PROBLEM TO WORK ON: Go through the records and count the lines where the string "avatar" occurs. Reply with the number only.

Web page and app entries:
***

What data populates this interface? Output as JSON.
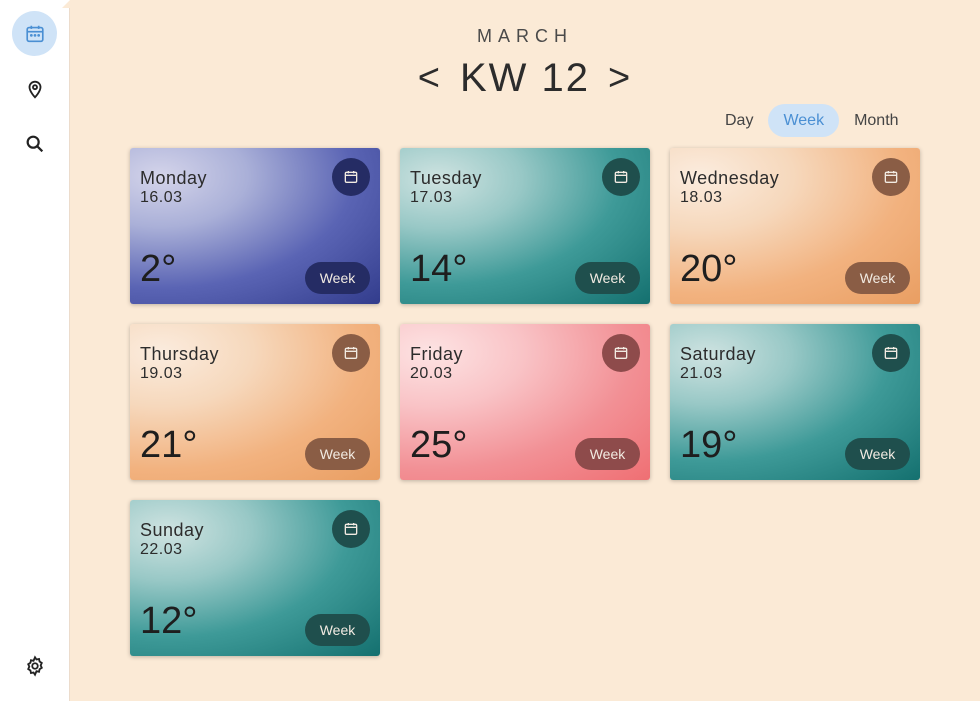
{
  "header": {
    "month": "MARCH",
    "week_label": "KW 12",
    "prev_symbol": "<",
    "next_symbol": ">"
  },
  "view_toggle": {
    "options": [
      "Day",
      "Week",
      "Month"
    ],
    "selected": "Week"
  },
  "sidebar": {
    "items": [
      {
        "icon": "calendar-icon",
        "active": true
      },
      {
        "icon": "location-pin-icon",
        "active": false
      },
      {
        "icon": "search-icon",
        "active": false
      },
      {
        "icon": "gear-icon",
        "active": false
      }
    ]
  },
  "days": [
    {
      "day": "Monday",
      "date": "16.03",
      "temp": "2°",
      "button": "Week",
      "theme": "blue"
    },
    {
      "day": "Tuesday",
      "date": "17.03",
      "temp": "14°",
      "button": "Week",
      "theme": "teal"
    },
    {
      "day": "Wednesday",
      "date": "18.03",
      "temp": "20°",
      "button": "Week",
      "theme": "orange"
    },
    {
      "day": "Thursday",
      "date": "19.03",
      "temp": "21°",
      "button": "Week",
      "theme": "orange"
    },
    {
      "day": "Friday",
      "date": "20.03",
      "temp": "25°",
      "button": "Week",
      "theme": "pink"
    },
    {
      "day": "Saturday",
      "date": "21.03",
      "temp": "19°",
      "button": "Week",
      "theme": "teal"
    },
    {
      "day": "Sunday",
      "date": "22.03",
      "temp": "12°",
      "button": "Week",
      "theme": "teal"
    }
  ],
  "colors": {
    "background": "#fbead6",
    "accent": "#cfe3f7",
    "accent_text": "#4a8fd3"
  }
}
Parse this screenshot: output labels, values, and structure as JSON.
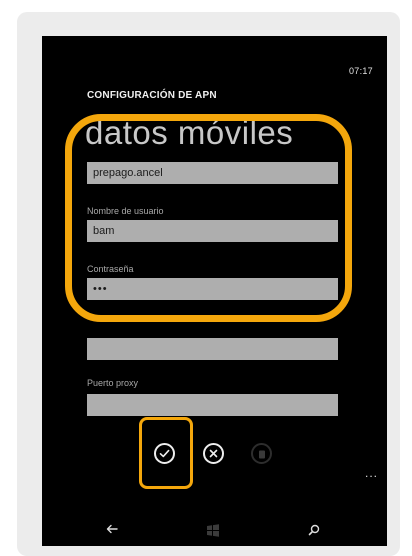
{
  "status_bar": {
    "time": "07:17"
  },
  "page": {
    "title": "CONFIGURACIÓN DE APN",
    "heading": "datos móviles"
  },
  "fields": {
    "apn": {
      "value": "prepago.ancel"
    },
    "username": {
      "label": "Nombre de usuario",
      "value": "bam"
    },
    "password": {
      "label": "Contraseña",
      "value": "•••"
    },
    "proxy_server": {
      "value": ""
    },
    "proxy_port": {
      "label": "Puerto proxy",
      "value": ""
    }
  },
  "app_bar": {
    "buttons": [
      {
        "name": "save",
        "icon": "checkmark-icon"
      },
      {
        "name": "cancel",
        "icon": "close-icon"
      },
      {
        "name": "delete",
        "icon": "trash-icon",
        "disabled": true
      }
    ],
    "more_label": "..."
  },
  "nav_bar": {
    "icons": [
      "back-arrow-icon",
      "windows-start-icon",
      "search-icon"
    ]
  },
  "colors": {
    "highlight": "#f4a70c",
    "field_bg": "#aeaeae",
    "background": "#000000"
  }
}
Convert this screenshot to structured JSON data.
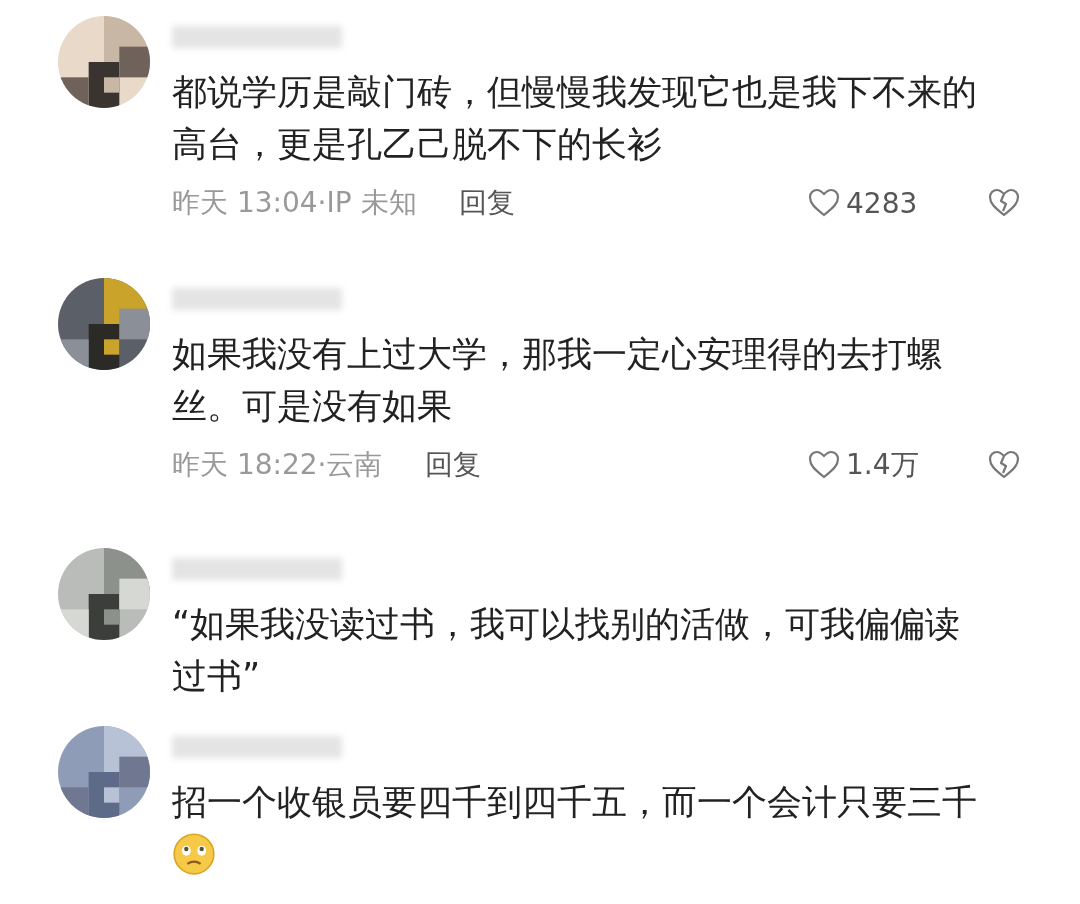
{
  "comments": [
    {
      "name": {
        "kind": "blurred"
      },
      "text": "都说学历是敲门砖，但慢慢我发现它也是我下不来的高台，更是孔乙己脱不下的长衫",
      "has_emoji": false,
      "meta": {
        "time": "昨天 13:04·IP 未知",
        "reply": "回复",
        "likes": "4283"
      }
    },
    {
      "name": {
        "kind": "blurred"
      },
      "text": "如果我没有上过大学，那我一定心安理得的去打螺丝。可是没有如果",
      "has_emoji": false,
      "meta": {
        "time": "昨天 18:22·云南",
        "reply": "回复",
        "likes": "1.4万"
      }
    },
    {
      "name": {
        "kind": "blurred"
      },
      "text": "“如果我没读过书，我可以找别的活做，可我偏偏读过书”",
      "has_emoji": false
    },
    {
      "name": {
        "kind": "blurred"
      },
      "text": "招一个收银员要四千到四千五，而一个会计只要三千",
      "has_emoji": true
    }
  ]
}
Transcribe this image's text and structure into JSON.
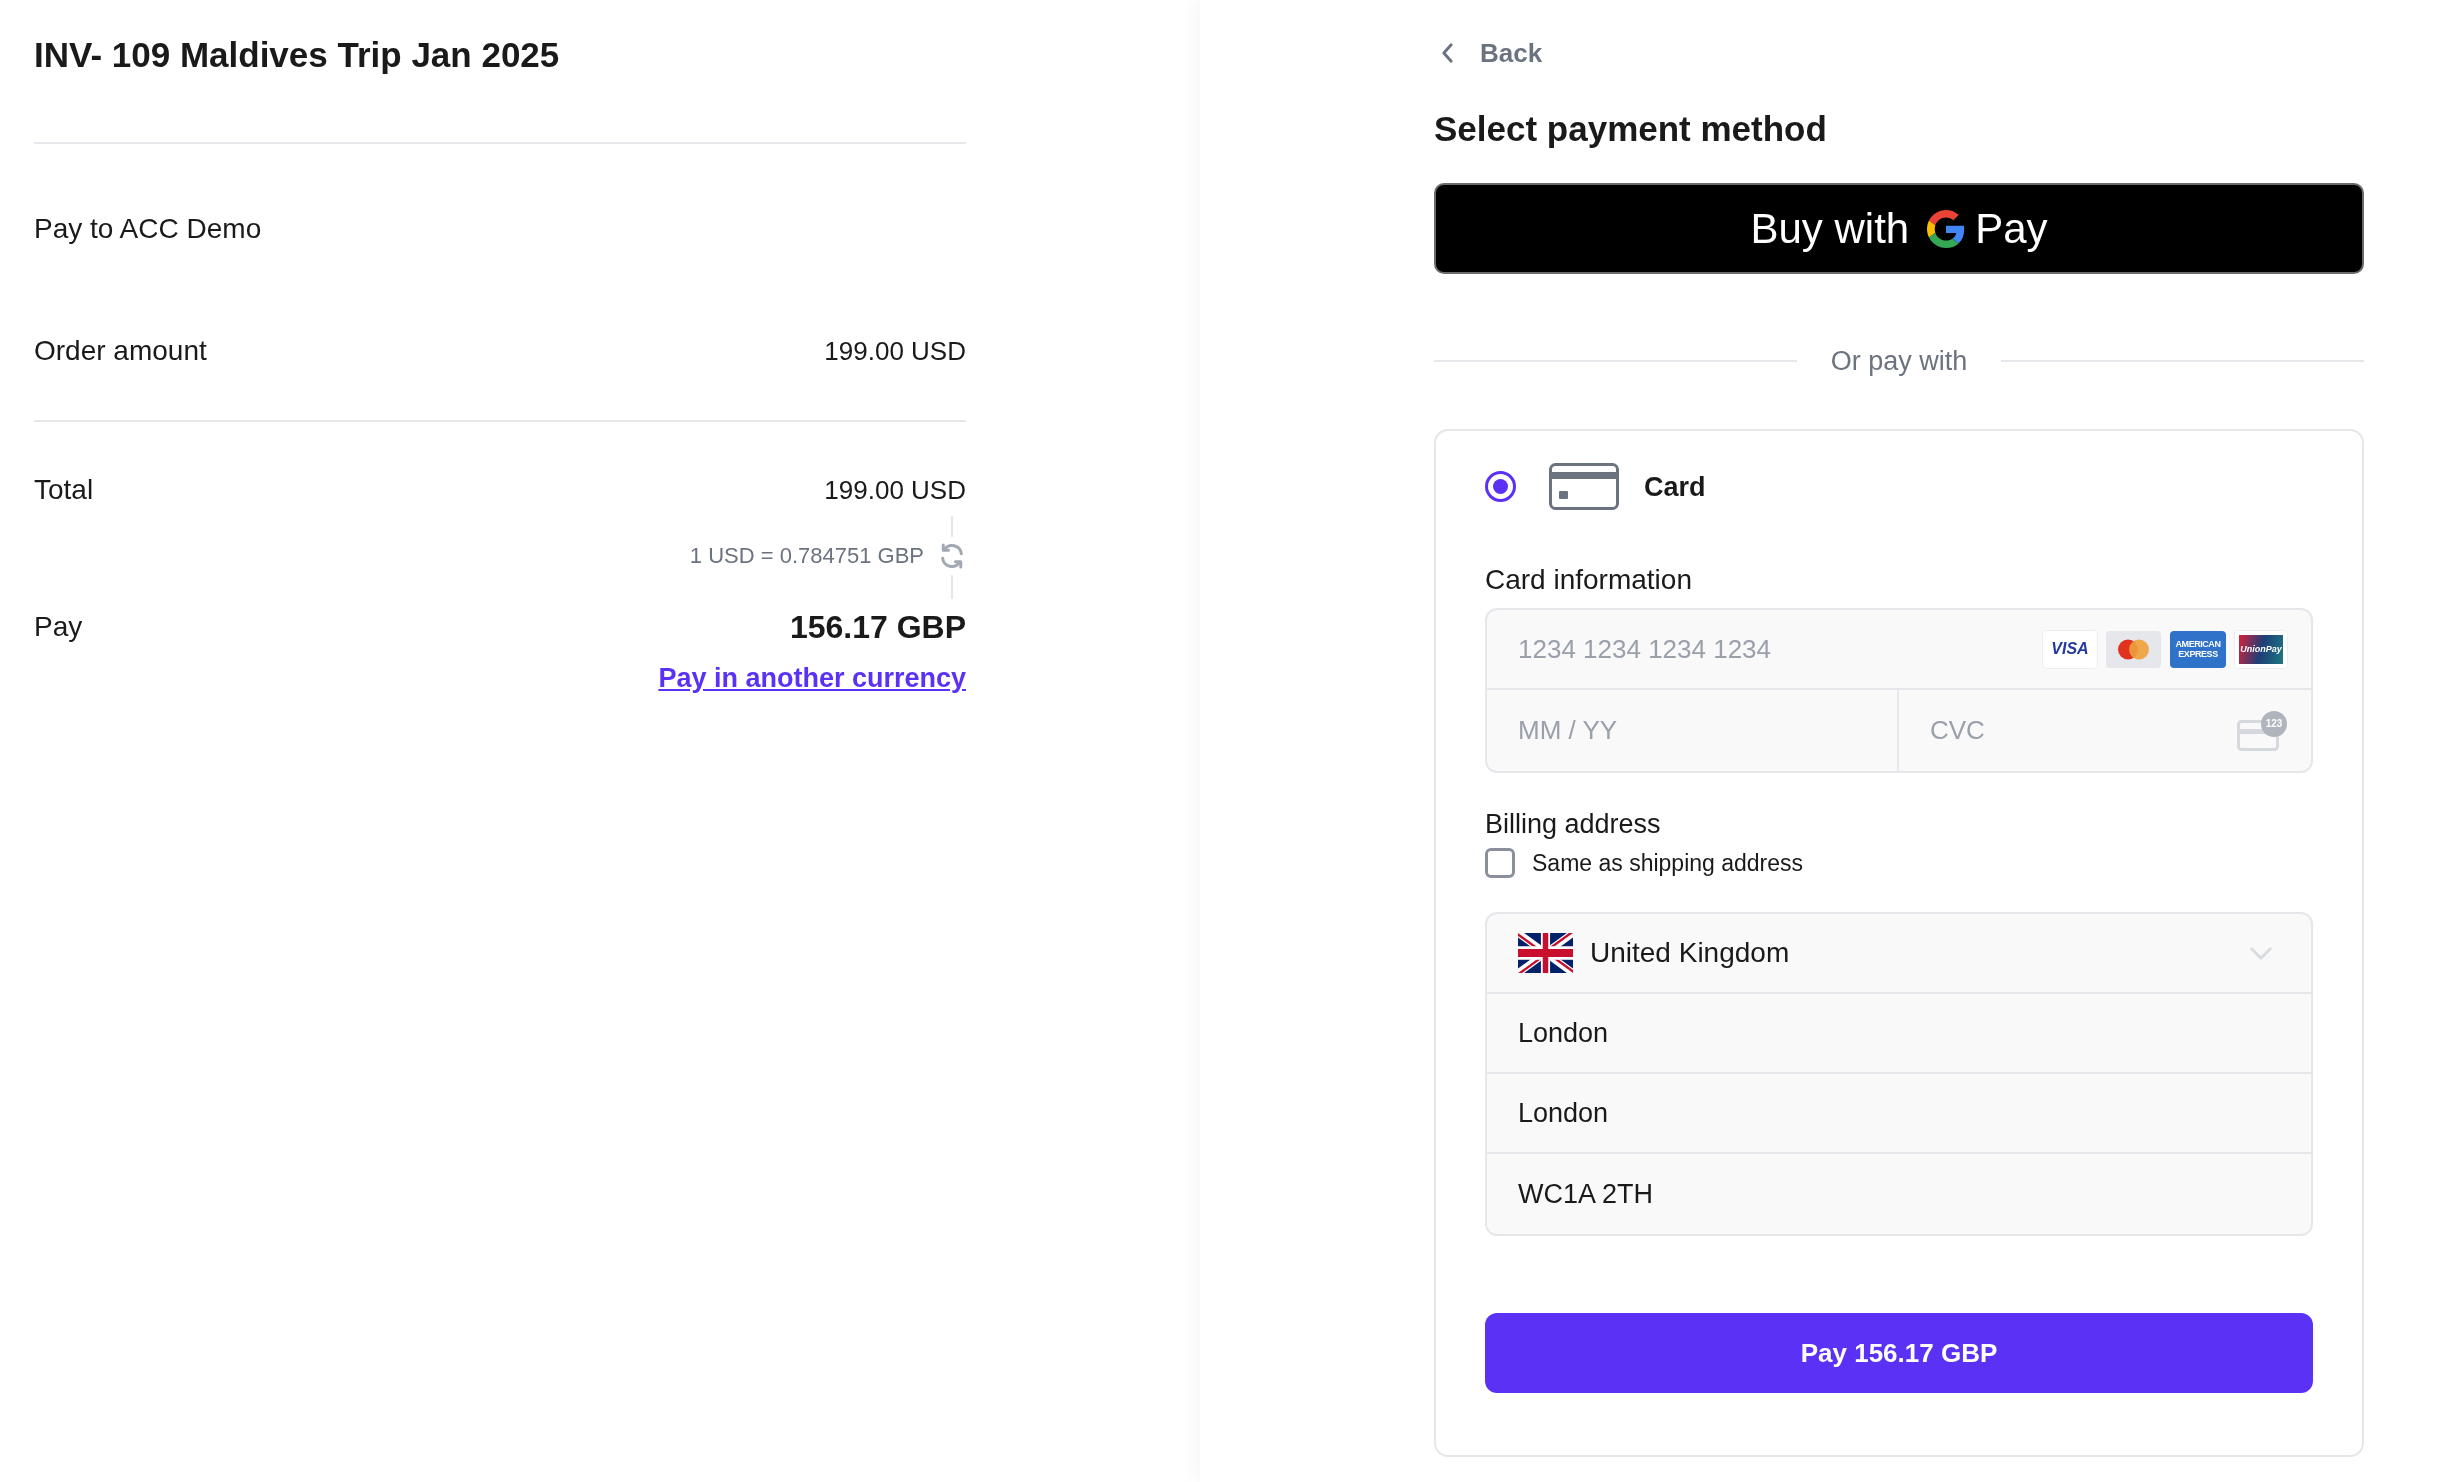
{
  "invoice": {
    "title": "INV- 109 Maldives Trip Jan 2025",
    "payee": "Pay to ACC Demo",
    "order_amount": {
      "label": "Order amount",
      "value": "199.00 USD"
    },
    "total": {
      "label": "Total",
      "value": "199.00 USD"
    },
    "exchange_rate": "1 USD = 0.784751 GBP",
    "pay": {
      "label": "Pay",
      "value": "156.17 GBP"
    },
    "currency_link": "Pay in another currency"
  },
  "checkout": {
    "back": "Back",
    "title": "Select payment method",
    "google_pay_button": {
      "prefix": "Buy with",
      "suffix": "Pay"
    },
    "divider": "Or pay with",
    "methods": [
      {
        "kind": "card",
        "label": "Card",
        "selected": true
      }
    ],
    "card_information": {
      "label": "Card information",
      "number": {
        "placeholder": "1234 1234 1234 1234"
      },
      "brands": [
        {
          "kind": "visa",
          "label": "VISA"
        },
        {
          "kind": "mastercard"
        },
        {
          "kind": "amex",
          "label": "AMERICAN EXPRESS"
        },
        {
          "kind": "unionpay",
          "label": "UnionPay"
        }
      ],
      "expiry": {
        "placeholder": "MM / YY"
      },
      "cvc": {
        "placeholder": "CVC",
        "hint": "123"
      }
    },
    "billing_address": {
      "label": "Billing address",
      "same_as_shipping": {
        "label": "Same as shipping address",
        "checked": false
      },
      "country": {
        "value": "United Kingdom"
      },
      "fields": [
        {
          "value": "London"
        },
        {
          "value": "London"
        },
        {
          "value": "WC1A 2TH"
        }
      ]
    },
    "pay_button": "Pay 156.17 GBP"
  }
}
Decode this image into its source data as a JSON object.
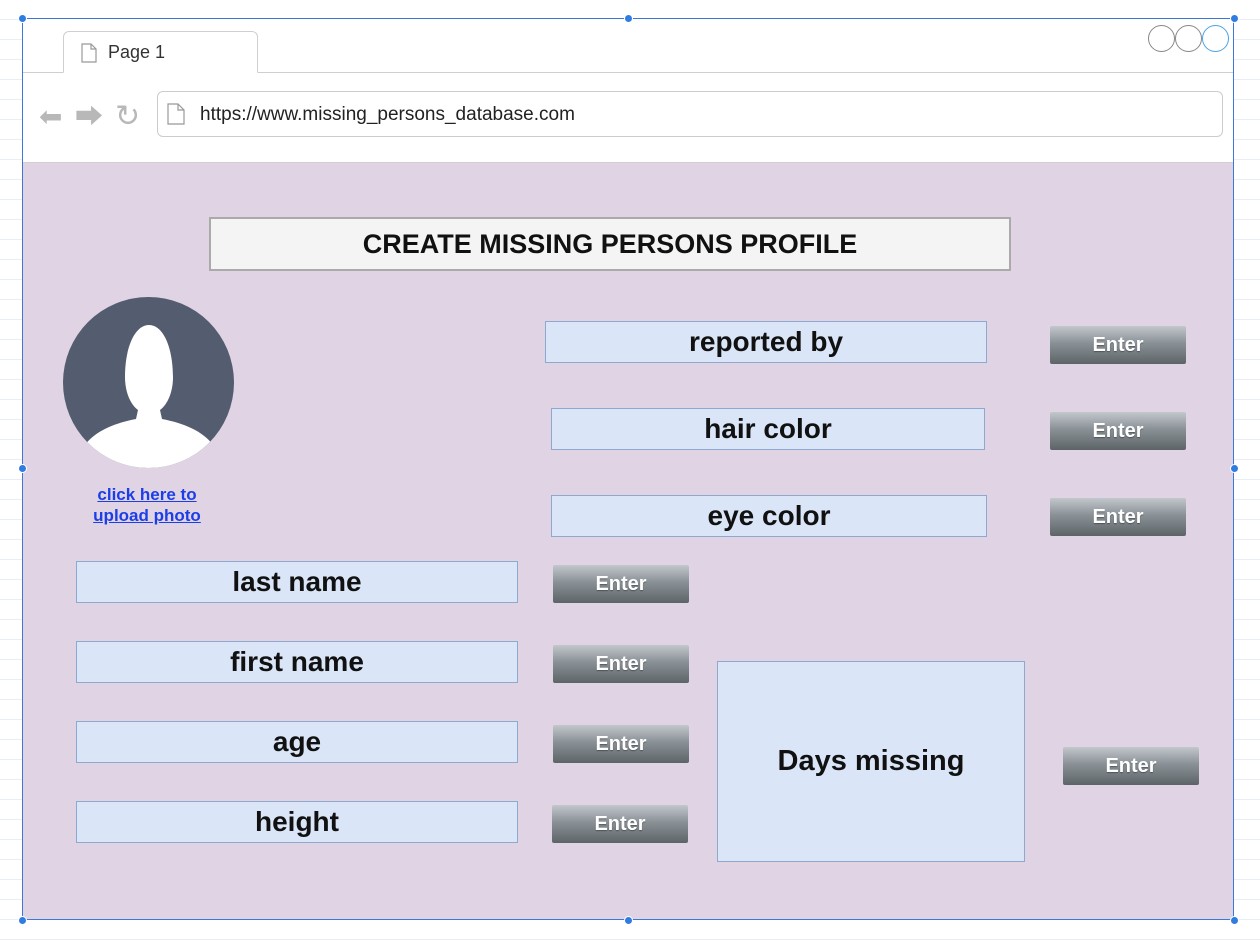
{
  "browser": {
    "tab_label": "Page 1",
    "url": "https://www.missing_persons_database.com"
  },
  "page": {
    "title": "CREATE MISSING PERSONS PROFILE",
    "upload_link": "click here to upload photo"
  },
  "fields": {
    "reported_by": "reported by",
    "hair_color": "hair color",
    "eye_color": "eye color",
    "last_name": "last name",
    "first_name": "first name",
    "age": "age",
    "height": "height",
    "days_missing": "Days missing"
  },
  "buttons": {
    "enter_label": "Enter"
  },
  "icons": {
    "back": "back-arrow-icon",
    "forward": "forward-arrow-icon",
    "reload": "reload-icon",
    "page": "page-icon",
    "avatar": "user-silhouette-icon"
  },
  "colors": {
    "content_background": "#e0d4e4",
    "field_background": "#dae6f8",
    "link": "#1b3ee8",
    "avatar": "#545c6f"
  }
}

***

EXERCISE RESULT: 2